Kampala 1835 (13.6) 90 (0.7) 3533 (13.7) 235 (0.9) 
Mid-Eastern 752 (15.5) 60 (1.2) 1004 (17.4) 115 (2.0) 
Mid-Northern 2445 (19.2) 160 (1.3) 4067 (18.5) 394 (1.8) 
Mid-Western 1431 (11.1) 64 (0.5) 848 (14.5) 59 (1.0) 
North-Eastern 702 (15.8) 46 (1.0) 1100 (16.4) 100 (1.5) 
South-Western 631 (4.6) 23 (0.2) 135 (6.4) 3 (0.1) 
West Nile 415 (13.8) 14 (0.5) 422 (16.5) 19 (0.7) 
Total 12 979 (13.3) 716 (0.7) 17 380 (15.5) 1422 (1.3) 
Region of UgandaUS3 (1 year) (97 631 samples)Post-US3 (3 years) (112 352 samples)
SCT (%)SCD (%)SCT (%)SCD (%)
Central 1 1896 (12.9) 69 (0.5) 2497 (13.1) 144 (0.8) 
Central 2 1566 (14.1) 94 (0.8) 1646 (14.4) 128 (1.1) 
East Central 1306 (19.9) 96 (1.5) 2128 (19.2) 225 (2.0) 
Kampala 1835 (13.6) 90 (0.7) 3533 (13.7) 235 (0.9) 
Mid-Eastern 752 (15.5) 60 (1.2) 1004 (17.4) 115 (2.0) 
Mid-Northern 2445 (19.2) 160 (1.3) 4067 (18.5) 394 (1.8) 
Mid-Western 1431 (11.1) 64 (0.5) 848 (14.5) 59 (1.0) 
North-Eastern 702 (15.8) 46 (1.0) 1100 (16.4) 100 (1.5) 
South-Western 631 (4.6) 23 (0.2) 135 (6.4) 3 (0.1) 
West Nile 415 (13.8) 14 (0.5) 422 (16.5) 19 (0.7) 
Total 12 979 (13.3) 716 (0.7) 17 380 (15.5) 1422 (1.3) 
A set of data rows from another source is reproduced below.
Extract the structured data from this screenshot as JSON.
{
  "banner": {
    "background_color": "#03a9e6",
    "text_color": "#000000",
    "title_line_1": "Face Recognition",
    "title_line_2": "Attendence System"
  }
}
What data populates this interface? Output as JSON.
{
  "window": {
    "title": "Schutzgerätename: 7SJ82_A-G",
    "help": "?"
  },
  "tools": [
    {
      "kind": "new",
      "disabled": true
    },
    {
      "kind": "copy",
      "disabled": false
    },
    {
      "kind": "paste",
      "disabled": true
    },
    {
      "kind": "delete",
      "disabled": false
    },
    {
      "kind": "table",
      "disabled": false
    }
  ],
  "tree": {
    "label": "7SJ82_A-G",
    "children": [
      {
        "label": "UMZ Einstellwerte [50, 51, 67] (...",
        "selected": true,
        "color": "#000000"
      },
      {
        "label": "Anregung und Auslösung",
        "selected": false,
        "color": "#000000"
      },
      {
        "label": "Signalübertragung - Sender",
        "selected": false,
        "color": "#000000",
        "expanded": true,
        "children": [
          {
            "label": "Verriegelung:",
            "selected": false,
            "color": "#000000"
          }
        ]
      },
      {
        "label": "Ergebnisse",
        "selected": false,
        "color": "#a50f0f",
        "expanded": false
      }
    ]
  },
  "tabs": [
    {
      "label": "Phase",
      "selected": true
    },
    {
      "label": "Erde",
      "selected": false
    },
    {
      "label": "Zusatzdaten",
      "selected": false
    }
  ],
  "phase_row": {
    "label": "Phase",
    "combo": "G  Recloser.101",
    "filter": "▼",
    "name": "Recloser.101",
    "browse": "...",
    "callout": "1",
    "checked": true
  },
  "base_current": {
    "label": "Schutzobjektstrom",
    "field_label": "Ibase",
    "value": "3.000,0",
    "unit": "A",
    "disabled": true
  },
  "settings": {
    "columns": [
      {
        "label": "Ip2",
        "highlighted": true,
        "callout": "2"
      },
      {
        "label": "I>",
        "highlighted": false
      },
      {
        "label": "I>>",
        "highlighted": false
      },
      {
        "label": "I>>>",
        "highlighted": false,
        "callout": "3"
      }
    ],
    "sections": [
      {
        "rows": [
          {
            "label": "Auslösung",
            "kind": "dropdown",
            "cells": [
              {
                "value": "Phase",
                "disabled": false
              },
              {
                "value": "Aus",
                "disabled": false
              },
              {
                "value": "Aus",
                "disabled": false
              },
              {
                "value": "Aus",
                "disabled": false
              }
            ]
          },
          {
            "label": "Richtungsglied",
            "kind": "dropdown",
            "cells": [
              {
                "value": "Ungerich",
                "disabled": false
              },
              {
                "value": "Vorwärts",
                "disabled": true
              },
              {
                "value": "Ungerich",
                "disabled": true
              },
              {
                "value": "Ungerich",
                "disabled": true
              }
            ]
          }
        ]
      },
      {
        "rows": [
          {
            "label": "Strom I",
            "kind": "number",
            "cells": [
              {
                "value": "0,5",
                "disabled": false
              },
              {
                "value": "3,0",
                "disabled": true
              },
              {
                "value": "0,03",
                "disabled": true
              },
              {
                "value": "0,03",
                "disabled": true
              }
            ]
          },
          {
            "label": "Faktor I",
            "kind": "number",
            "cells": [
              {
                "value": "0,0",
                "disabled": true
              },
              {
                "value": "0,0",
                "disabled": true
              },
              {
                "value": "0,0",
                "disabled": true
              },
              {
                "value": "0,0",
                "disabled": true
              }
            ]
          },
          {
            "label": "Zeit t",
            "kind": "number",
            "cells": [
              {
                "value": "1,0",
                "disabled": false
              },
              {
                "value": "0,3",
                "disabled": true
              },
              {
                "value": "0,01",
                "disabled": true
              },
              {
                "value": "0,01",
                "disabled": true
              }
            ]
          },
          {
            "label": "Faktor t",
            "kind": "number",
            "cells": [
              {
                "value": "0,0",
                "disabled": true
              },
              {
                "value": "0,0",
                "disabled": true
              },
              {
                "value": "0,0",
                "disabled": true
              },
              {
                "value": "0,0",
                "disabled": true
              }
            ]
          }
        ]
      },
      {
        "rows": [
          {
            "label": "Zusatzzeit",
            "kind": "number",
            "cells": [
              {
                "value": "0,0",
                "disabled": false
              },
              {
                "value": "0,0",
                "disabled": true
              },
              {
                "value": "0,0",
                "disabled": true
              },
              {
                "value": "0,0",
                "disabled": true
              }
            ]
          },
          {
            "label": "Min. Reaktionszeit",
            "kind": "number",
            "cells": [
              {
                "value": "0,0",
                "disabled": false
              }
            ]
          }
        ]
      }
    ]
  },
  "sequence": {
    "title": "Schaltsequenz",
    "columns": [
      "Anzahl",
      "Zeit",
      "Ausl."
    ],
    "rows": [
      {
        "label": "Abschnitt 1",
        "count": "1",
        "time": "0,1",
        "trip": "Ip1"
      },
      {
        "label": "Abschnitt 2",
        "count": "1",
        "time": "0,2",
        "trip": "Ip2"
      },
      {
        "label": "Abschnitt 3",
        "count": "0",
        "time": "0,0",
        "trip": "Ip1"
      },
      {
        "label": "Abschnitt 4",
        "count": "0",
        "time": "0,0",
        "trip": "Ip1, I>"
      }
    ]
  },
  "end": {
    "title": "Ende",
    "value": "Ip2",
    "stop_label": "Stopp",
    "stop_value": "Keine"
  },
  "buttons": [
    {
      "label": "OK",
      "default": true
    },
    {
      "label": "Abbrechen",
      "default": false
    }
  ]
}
Samples were collected using targeted screening from the districts with the highest burden. Results confirm the high burden of SCT and SCD in Uganda, especially in the East Central and Mid-Northern regions.
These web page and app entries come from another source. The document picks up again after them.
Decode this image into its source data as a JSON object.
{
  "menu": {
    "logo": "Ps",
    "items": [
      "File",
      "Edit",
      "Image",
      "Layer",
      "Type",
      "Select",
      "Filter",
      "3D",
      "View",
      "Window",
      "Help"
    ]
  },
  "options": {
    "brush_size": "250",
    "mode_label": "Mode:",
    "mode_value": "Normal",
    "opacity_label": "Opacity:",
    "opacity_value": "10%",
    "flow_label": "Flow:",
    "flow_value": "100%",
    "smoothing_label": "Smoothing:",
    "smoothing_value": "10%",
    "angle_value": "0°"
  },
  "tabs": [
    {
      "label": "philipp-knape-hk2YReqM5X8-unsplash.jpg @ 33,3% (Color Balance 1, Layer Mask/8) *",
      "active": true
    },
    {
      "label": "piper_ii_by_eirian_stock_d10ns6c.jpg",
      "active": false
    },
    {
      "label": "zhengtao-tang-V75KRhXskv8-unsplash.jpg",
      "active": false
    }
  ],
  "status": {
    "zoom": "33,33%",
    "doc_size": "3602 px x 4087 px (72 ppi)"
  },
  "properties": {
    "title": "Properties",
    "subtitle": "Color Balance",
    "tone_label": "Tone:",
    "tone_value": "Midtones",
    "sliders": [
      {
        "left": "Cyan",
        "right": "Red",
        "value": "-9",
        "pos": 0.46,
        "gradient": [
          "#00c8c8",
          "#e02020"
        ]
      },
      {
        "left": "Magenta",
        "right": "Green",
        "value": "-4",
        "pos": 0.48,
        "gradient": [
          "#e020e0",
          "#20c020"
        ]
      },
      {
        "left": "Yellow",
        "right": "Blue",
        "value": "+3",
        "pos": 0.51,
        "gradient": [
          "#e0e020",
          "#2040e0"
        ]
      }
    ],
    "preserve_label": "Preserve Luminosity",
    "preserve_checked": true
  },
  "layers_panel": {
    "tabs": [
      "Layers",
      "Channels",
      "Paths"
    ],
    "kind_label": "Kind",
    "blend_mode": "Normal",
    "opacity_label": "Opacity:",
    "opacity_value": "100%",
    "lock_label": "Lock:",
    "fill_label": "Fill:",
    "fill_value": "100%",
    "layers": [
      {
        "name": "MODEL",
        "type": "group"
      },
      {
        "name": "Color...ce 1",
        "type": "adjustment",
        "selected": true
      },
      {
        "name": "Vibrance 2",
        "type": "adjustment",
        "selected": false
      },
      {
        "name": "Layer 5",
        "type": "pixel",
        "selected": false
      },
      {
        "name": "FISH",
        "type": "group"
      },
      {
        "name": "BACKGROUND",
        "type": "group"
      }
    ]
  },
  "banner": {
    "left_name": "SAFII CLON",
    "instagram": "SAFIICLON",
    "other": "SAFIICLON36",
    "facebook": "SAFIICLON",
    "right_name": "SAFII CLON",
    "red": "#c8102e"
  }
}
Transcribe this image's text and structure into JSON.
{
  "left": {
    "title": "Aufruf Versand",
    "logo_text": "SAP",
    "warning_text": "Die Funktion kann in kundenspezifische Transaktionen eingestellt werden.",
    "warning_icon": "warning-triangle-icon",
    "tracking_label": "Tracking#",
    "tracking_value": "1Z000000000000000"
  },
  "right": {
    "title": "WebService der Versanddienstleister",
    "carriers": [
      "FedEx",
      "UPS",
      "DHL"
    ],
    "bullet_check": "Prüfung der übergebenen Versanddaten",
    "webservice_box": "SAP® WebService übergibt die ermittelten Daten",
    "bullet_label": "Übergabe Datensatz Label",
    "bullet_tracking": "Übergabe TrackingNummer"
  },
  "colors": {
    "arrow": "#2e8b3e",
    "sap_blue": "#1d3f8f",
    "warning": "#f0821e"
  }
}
Screening and training efforts

  • Initiation in selected districts with the highest prevalence of SCT and SCD.

  • Wave 1 (October 2014) included Gulu and Lira districts with high populations.

  • Wave 2 (April-May 2015) included Dokolo, Jinja, Kampala, Kitgum, Oyam, and Tororo.

  • Wave 3 (July-August 2016) included Alebtong, Agago, Amolatar, Apac, Bundibugyo, Lamwo, Luwero, Mityana, Mubende, and Pader.

Education and community outreach

  • Sickle cell education and training about diagnostic testing and the new CPHL screening program was made available for health care providers.

  • Affected infants and children were referred to local district hospitals for specialized care, using teaching guidelines provided by national health care experts.

  • Program fundraising efforts included an annual Buganda Kingdom Fun Run and Outreach screening events.

  • World Sickle Cell Day celebration was held on June 19.

Post-US3 screening results

Targeted screening of high-burden districts

  • 112 352 samples were tested from 2015 to 2018 (Table 1).

  • The prevalence of SCT (15.5%) and SCD (1.3%) was higher than in the original US3 study.

Uganda National Sickle Cell Laboratory

  • After the local laboratory reached its maximum capacity, the new CPHL was expanded to include a large sickle cell laboratory.

  • This laboratory offers free sickle cell testing to babies, toddlers, and adults.

Upcoming research objectives

  • Obtain follow-up data on babies identified with SCD;

  • Explore the observed comorbidity between SCD and HIV;

  • Characterize hemoglobin variants identified during sickle cell surveillance efforts;

  • Characterize genetic modifiers of SCD such as alpha-thalassemia trait or G6PD deficiency, using DNA-based technology; and

  • Investigate isolated districts with high or low prevalence of SCT to determine the influence of environmental, social, and genetic factors.

Figure 5.

Prevalence of sickle cell trait in 112 districts in Uganda. Reproduced from Ndeezi G et al, Lancet Glob Health. 2016;4(3):e195-e200, with permission.

Figure 5.

Prevalence of sickle cell trait in 112 districts in Uganda. Reproduced from Ndeezi G et al, Lancet Glob Health. 2016;4(3):e195-e200, with permission.

Authorship

Conflict-of-interest disclosures: R.E.W. received research funding from Addmedica, Bristol-Myers Squibb, and Biomedomics; served as a consultant for Nova Laboratories; was a member of the board of directors and served on an advisory committee for Novartis; and served on an advisory committee for Global Blood Therapeutics and Agios. The remaining authors have no competing financial interests to declare.

Correspondence: Charles Kiyaga, Central Public Health Laboratories, Ministry of Health, Kampala, Uganda; e-mail: ckiyaga@gmail.com.